*WHAT THIS TASK INVOLVES:*
Copy the listing exactly, please, and keep every picture out of it.

*RECORDS FOR THIS TASK:*
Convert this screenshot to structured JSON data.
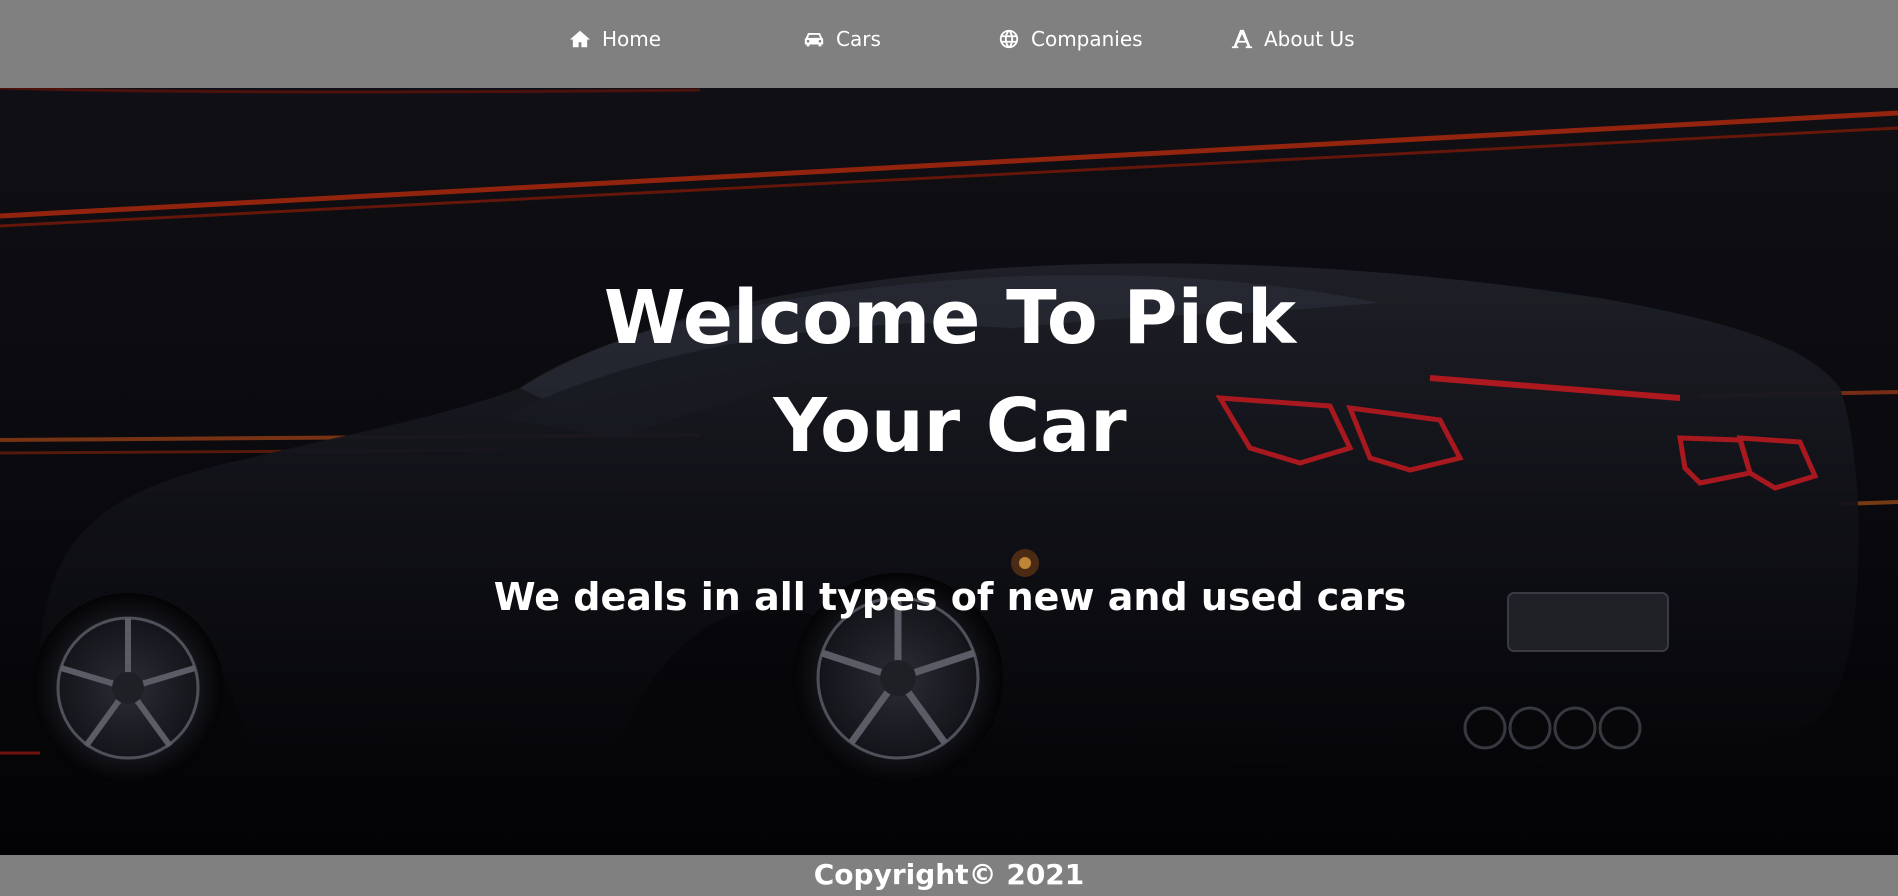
{
  "nav": {
    "items": [
      {
        "label": "Home",
        "icon": "home-icon"
      },
      {
        "label": "Cars",
        "icon": "car-icon"
      },
      {
        "label": "Companies",
        "icon": "globe-icon"
      },
      {
        "label": "About Us",
        "icon": "font-a-icon"
      }
    ]
  },
  "hero": {
    "title": "Welcome To Pick Your Car",
    "subtitle": "We deals in all types of new and used cars"
  },
  "footer": {
    "text": "Copyright© 2021"
  },
  "colors": {
    "bar_background": "#808080",
    "text": "#ffffff",
    "hero_background": "#08080d",
    "light_streak": "#ff3a10"
  }
}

*EXERCISE ANSWER:*
Convert this screenshot to structured JSON data.
{
  "nav": {
    "items": [
      {
        "label": "Home",
        "icon": "home-icon"
      },
      {
        "label": "Cars",
        "icon": "car-icon"
      },
      {
        "label": "Companies",
        "icon": "globe-icon"
      },
      {
        "label": "About Us",
        "icon": "font-a-icon"
      }
    ]
  },
  "hero": {
    "title": "Welcome To Pick Your Car",
    "subtitle": "We deals in all types of new and used cars"
  },
  "footer": {
    "text": "Copyright© 2021"
  },
  "colors": {
    "bar_background": "#808080",
    "text": "#ffffff",
    "hero_background": "#08080d",
    "light_streak": "#ff3a10"
  }
}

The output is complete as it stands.